“My work happens at the interface between the sciences and the humanities,” said Dr Hemer, a Vice-Chancellor’s Fellow. “By combining bioarchaeology with the ability to draw on historical records you get a much more holistic interpretation of the past.”
In the case of the St Patrick’s Chapel cemetery, however, it looked very much like the past might suddenly be washed away. The skull had been unearthed by a spate of stormy weather, and heightened fears among the trust that other remains might be threatened by the ravages of coastal erosion, despite previous attempts to stabilise the site.
With funding from Cadw, the Welsh Government’s historic environment service, Hemer and Dyfed Archeological Trust quickly assembled a team of volunteers for a three-week excavation. Among the volunteers was Sergeant Smith. “I had intended to stay for a day or two, but the whole project was so well run that I stayed a full ten days. The sense of community involvement in the project was remarkable. I was being stopped in the street and asked by people how the dig was getting on and what we had found.”
“We discovered around 25 burials in stone-lined graves known as cists,” says Dr Hemer. “And because of the nature of the dunes, we were able to see quite clearly the sequence in which the remains had been buried.”
But there were other discoveries that suggest St Patrick’s Chapel has more intriguing secrets buried deep beneath the sea swept dunes. “Those burials cut through an earlier structure,” says a clearly excited Dr Hemer. “We know it is a very large rectangular building, made from quite large boulders, which was clearly in use before the seventh century. But exactly what it is, and how it relates to the rest of the site is a big mystery and one we hope to solve when we conduct another excavation next year.”

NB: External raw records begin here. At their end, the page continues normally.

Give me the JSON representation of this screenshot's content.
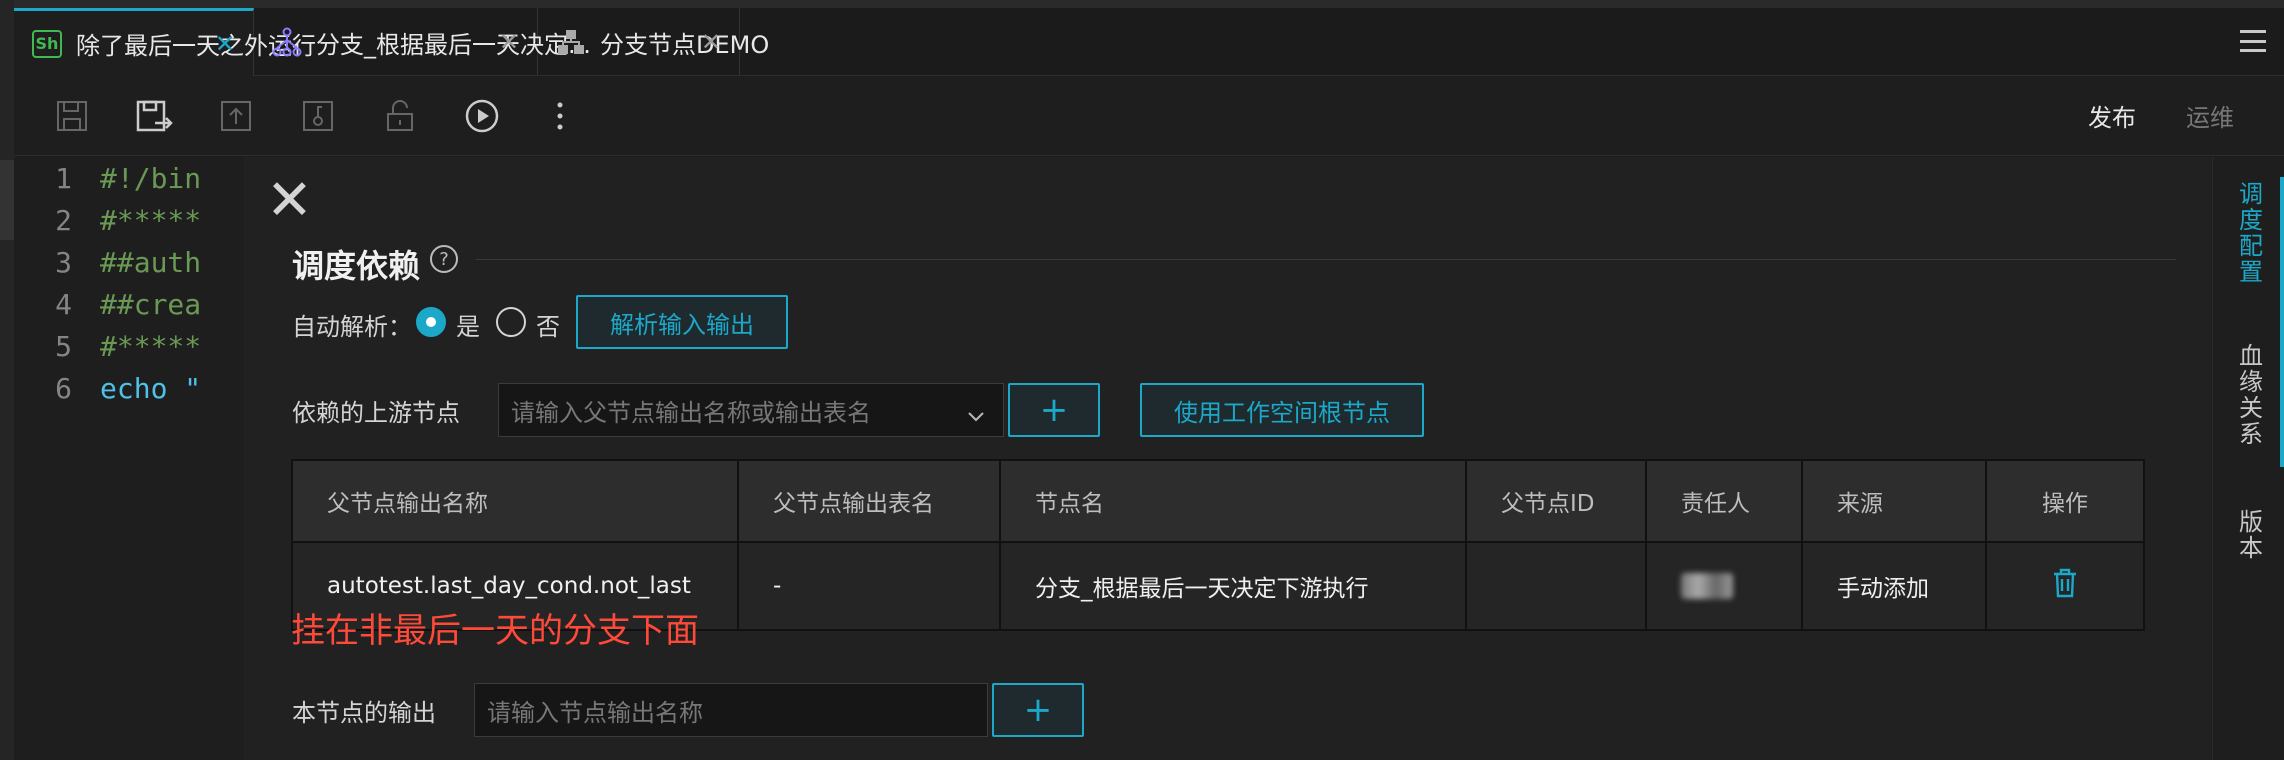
{
  "tabs": [
    {
      "label": "除了最后一天之外运行",
      "icon": "shell-script-icon",
      "badge": "Sh",
      "active": true
    },
    {
      "label": "分支_根据最后一天决定...",
      "icon": "branch-node-icon",
      "active": false
    },
    {
      "label": "分支节点DEMO",
      "icon": "workflow-icon",
      "active": false
    }
  ],
  "toolbar": {
    "publish_label": "发布",
    "ops_label": "运维"
  },
  "editor": {
    "lines": [
      {
        "num": "1",
        "text": "#!/bin"
      },
      {
        "num": "2",
        "text": "#*****"
      },
      {
        "num": "3",
        "text": "##auth"
      },
      {
        "num": "4",
        "text": "##crea"
      },
      {
        "num": "5",
        "text": "#*****"
      },
      {
        "num": "6",
        "text": "echo \""
      }
    ]
  },
  "sidebar": {
    "items": [
      {
        "label": "调度配置",
        "active": true
      },
      {
        "label": "血缘关系",
        "active": false
      },
      {
        "label": "版本",
        "active": false
      }
    ]
  },
  "panel": {
    "close_symbol": "✕",
    "section_title": "调度依赖",
    "help_symbol": "?",
    "auto_parse_label": "自动解析：",
    "option_yes": "是",
    "option_no": "否",
    "parse_button": "解析输入输出",
    "upstream_label": "依赖的上游节点",
    "upstream_placeholder": "请输入父节点输出名称或输出表名",
    "add_symbol": "+",
    "workspace_root_button": "使用工作空间根节点",
    "table": {
      "headers": [
        "父节点输出名称",
        "父节点输出表名",
        "节点名",
        "父节点ID",
        "责任人",
        "来源",
        "操作"
      ],
      "rows": [
        {
          "output_name": "autotest.last_day_cond.not_last",
          "output_table": "-",
          "node_name": "分支_根据最后一天决定下游执行",
          "node_id": "",
          "source": "手动添加"
        }
      ]
    },
    "annotation": "挂在非最后一天的分支下面",
    "output_label": "本节点的输出",
    "output_placeholder": "请输入节点输出名称"
  },
  "colors": {
    "accent": "#1ba8c9",
    "annotation": "#ff4a3a",
    "shell_badge": "#3fb950",
    "branch_icon": "#8a7cff"
  }
}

“Among the other important discoveries is the only known example of a cist burial with a cross inscribed grave marker still in situ from this period,” says Dr Hemer. “These findings, along with the discovery of later craft working, and finds which suggest a connection to Ireland, show that St Patrick’s Chapel could be a very significant site in terms of our understanding of early medieval communities in Wales, the development of the church and Christianity in this region, and the connections between Pembrokeshire and beyond.”
We called on Katie because we have a longstanding working relationship with her and she is an acknowledged expert in using scientific methods to unlock the secrets stored in human remains,
Ken Murphy, Trust Director, Dyfed Archaeological Trust
With support from the University of Sheffield’s Impact, Innovation and Knowledge Exchange (IIKE) funding, Dr Hemer was able to use the project to reach out to a much wider audience.
“We had guided tours of the dig every hour which attracted more than 1,000 visitors to the site during the excavation,” she says. This, coupled with a daily dig diary on the Internet, allowed the wider community to keep up to date with events.
A soon-to-be-published film of the excavation provides a striking visual documentary of the work that went into the project. “But the high point for me was an installation and exhibition at St David’s Cathedral which really raised awareness of what we have been doing. This culminated in a one-day conference for everyone involved in the excavation.”